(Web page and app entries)
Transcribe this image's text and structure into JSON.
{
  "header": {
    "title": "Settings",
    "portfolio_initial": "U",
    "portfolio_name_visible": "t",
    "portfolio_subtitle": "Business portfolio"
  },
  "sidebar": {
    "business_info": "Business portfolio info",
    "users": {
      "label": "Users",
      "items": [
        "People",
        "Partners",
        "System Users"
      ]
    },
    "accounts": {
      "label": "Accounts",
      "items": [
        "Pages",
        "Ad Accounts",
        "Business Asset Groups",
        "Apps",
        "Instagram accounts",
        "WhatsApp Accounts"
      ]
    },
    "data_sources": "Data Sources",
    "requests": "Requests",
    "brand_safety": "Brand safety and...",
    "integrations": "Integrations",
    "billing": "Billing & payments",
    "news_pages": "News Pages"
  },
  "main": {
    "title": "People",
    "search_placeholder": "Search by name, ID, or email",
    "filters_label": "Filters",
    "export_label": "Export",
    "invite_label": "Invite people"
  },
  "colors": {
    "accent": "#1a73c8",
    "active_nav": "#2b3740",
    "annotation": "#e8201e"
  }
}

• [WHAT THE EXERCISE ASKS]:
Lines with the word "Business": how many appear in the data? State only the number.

• [EXERCISE SOLUTION]:
3